The sector must look to the domestic market too. Many parents have felt disappointed by the provision made in some sections of the state education sector and are therefore looking for alternatives. Parents of students already in independent education may feel that the disruption of coronavirus makes boarding more attractive, especially for older students. I personally think it may boom at sixth form level, while doing so less, and even declining, the further you go down the age range. This increase in older age boarding (particularly weekly, possibly flexi too) may well outlast the pandemic, but fee levels will be key.

Certainly for the medium-term, partly also as a result of coronavirus, it is likely that the enthusiasm for having your children closer to home, or at least in the same country, will be a continuing trend and highlights another reason why UK students must always be the bedrock. In addition, political support is more likely to be forthcoming (at least from those not implacably opposed for ideological reasons to private education) if UK students remain the principal focus.

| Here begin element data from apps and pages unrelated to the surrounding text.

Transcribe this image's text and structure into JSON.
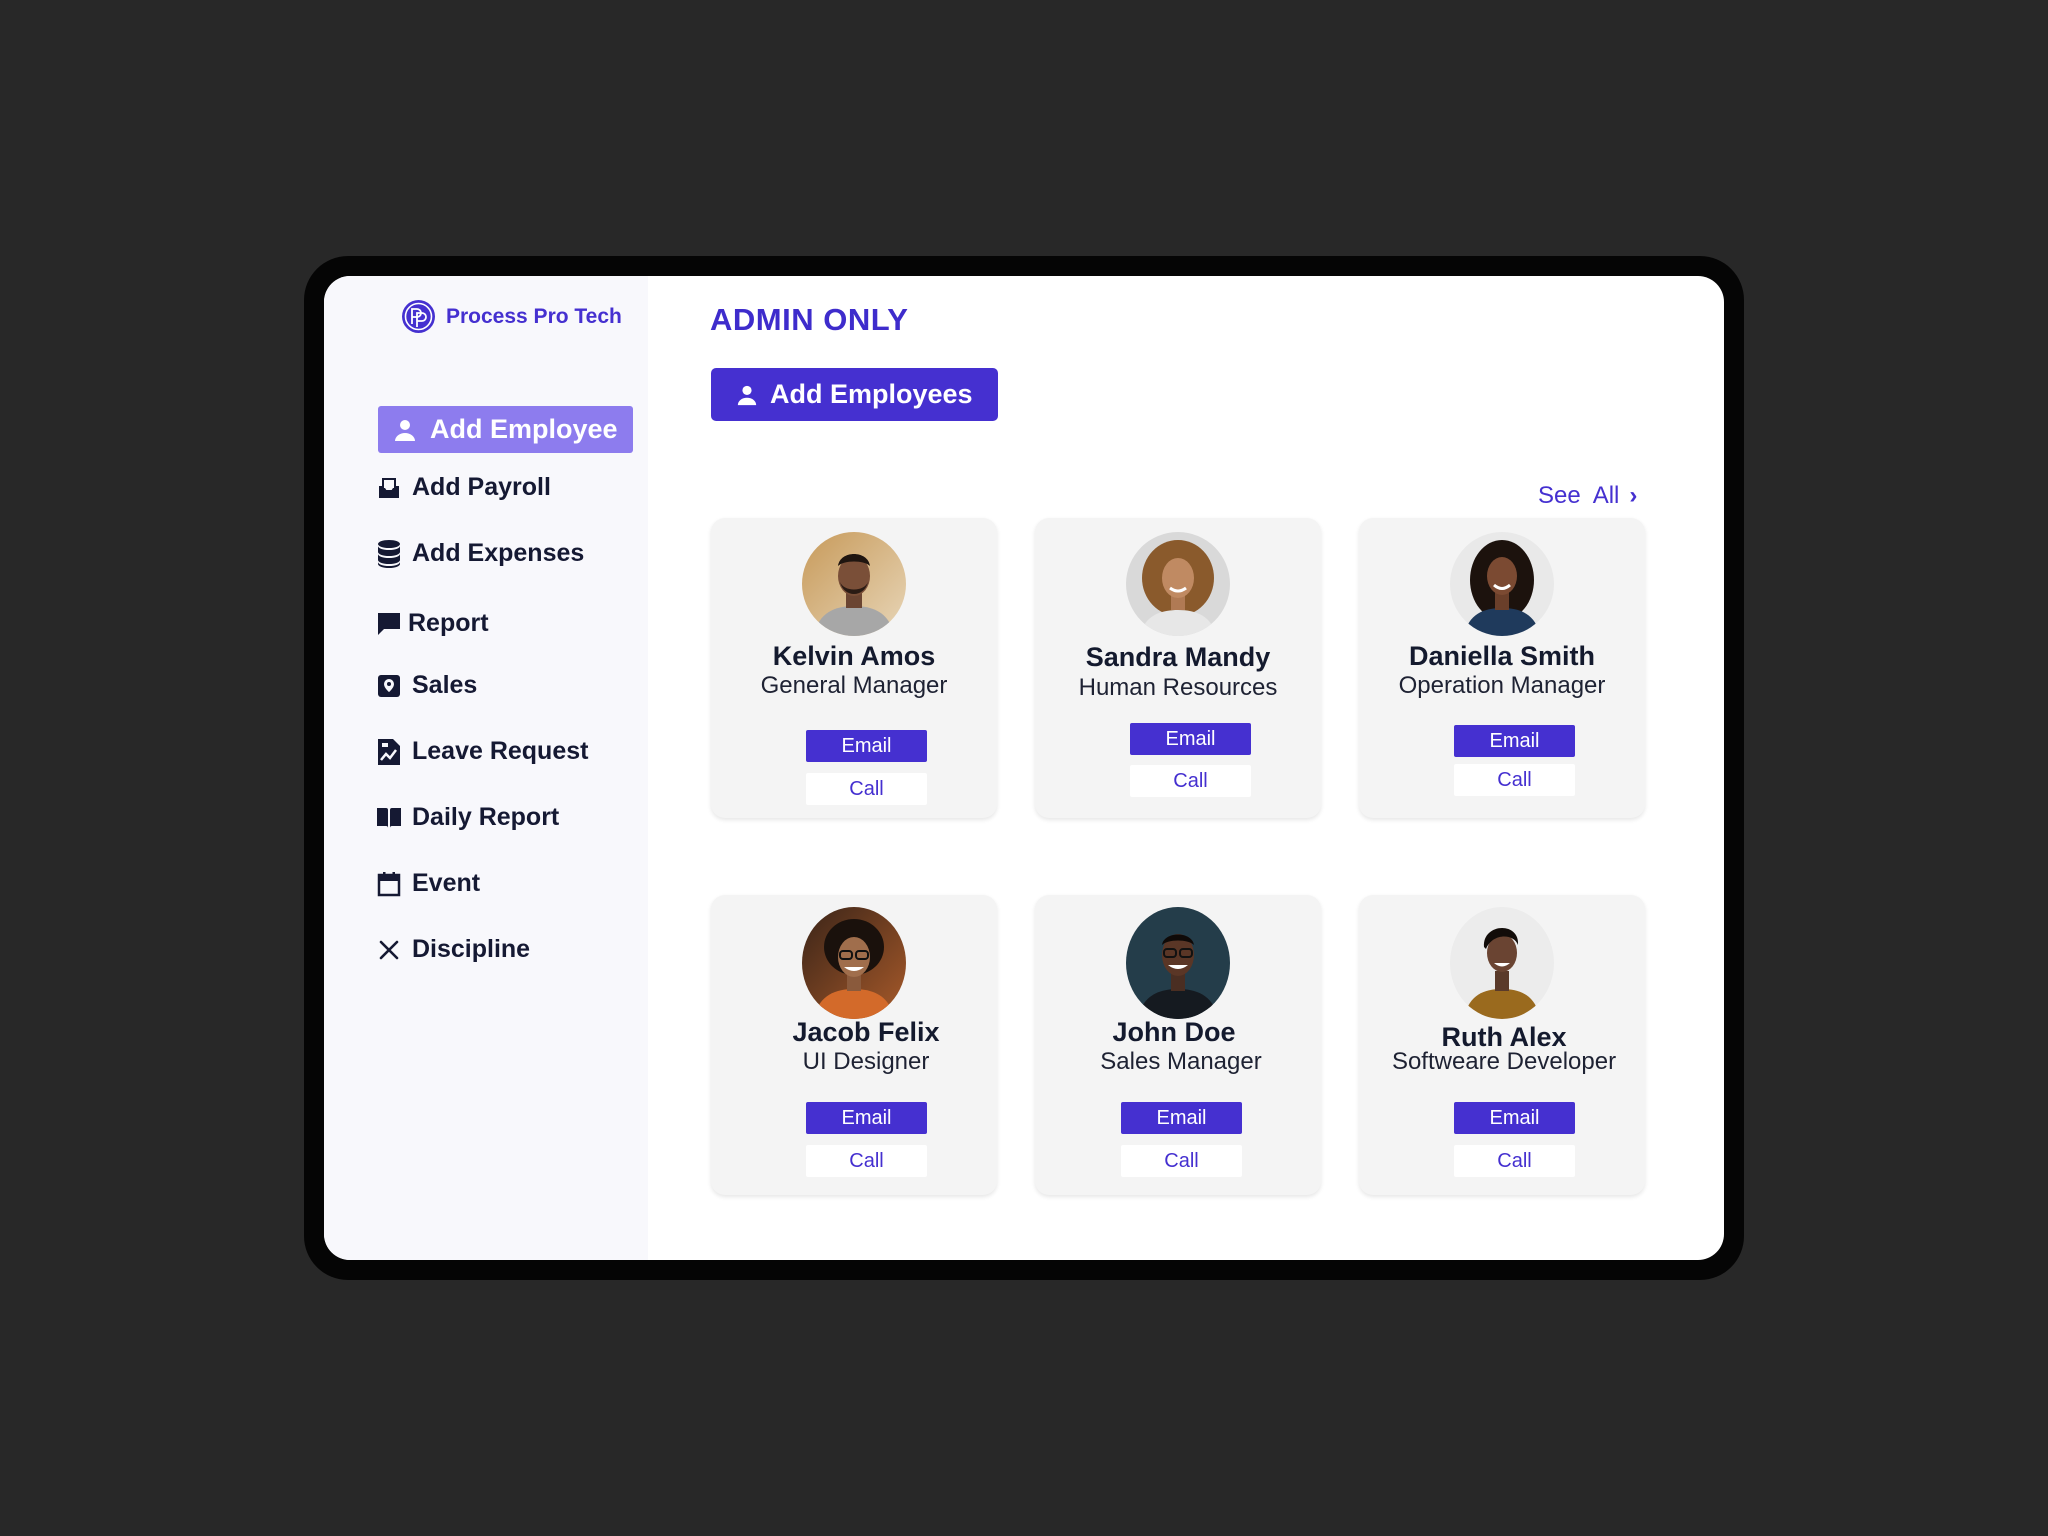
{
  "brand": {
    "name": "Process Pro Tech",
    "logo_icon": "pp-logo-icon"
  },
  "colors": {
    "accent": "#4530d0",
    "sidebar_active": "#8d7cee",
    "sidebar_bg": "#f8f8fc",
    "device_frame": "#050505",
    "backdrop": "#282828"
  },
  "sidebar": {
    "items": [
      {
        "label": "Add Employee",
        "icon": "user-icon",
        "active": true
      },
      {
        "label": "Add Payroll",
        "icon": "inbox-icon",
        "active": false
      },
      {
        "label": "Add Expenses",
        "icon": "database-icon",
        "active": false
      },
      {
        "label": "Report",
        "icon": "chat-bubble-icon",
        "active": false
      },
      {
        "label": "Sales",
        "icon": "location-badge-icon",
        "active": false
      },
      {
        "label": "Leave Request",
        "icon": "document-chart-icon",
        "active": false
      },
      {
        "label": "Daily Report",
        "icon": "book-icon",
        "active": false
      },
      {
        "label": "Event",
        "icon": "calendar-icon",
        "active": false
      },
      {
        "label": "Discipline",
        "icon": "close-icon",
        "active": false
      }
    ]
  },
  "main": {
    "title": "ADMIN ONLY",
    "add_button_label": "Add Employees",
    "see_all_label": "See  All",
    "employees": [
      {
        "name": "Kelvin Amos",
        "role": "General Manager",
        "email_label": "Email",
        "call_label": "Call"
      },
      {
        "name": "Sandra Mandy",
        "role": "Human Resources",
        "email_label": "Email",
        "call_label": "Call"
      },
      {
        "name": "Daniella Smith",
        "role": "Operation Manager",
        "email_label": "Email",
        "call_label": "Call"
      },
      {
        "name": "Jacob Felix",
        "role": "UI Designer",
        "email_label": "Email",
        "call_label": "Call"
      },
      {
        "name": "John Doe",
        "role": "Sales Manager",
        "email_label": "Email",
        "call_label": "Call"
      },
      {
        "name": "Ruth Alex",
        "role": "Softweare Developer",
        "email_label": "Email",
        "call_label": "Call"
      }
    ]
  }
}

Longer-term it is likely that developing and growing economies will focus on improving and enhancing their own educational provision, both independent and state, day and boarding, because what can assist economic growth more than good education? Whilst there will always be a market from overseas parents for the most well-known school brands, it cannot be guaranteed for the majority of the sector.

China knows best

There is another reason, strongly related to the growing international tensions outlined above, which I believe will contribute to a decline in Chinese boarders in the UK. It’s the growing nationalism in China, very much fuelled by the cult of personality around President Xi. This is a nationalism that proclaims China to be the best in all fields – including education.  We may well see a change in their enthusiasm for sending students abroad to reap the benefits of an overseas education (which in Chinese Communist Party terms is the technical rather than the cultural), to a suspicion of parents not educating their children in China, at least at pre-18 level.

Growing international tension between China and many countries around the world will have far-reaching impacts on the UK independent schools sector. This will not only be in terms of student numbers and fee income as outlined here.

What about Hong Kong?

If it seems likely that mainland Chinese students are less likely to be in the UK in such large numbers, what about those from Hong Kong? In terms of education, mainland China and Hong Kong may look very different from each other in the future, but in all other respects the distinction between the two is now massively reduced. The new Hong Kong Security Law turns Hong Kong into almost as much of a police state as the rest of China.

Residents of Hong Kong are used to freedom and liberty in a way that those of mainland China are not, even in the pre-President Xi period. It is, therefore, reasonable to assume that parents will want their children to continue to enjoy the kind of education which provides these elements. Up until now, for the most part, it has been available in Hong Kong but going forward it will be severely curtailed. (If anyone has any doubts about this, you only need look at the schoolchildren who have been arrested and badly treated by the police in Hong Kong for protesting, or learn of the books that are now banned from libraries in Hong Kong schools, by order of the state.)

As a result, it is possible there will be an increase in Hong Kong students arriving at UK boarding schools. Whether this will continue, or even permitted longer-term if their parents remain in China, is yet to be seen. At a press conference on 30th July the Chinese ambassador to the UK announced that China will not recognise BNO passports as a legal travel document which is a relevant and concerning development.

Indeed, we may see more Hong Kong children in UK independent day and boarding schools if their parents choose to relocate here. This could be a consequence of the new paths to British citizenship that have been opened up as a UK reaction to the Security Law (or to other countries that will be similarly welcoming to the exodus of talent that may result). It is a trend that has yet to emerge, but it is worth looking out for.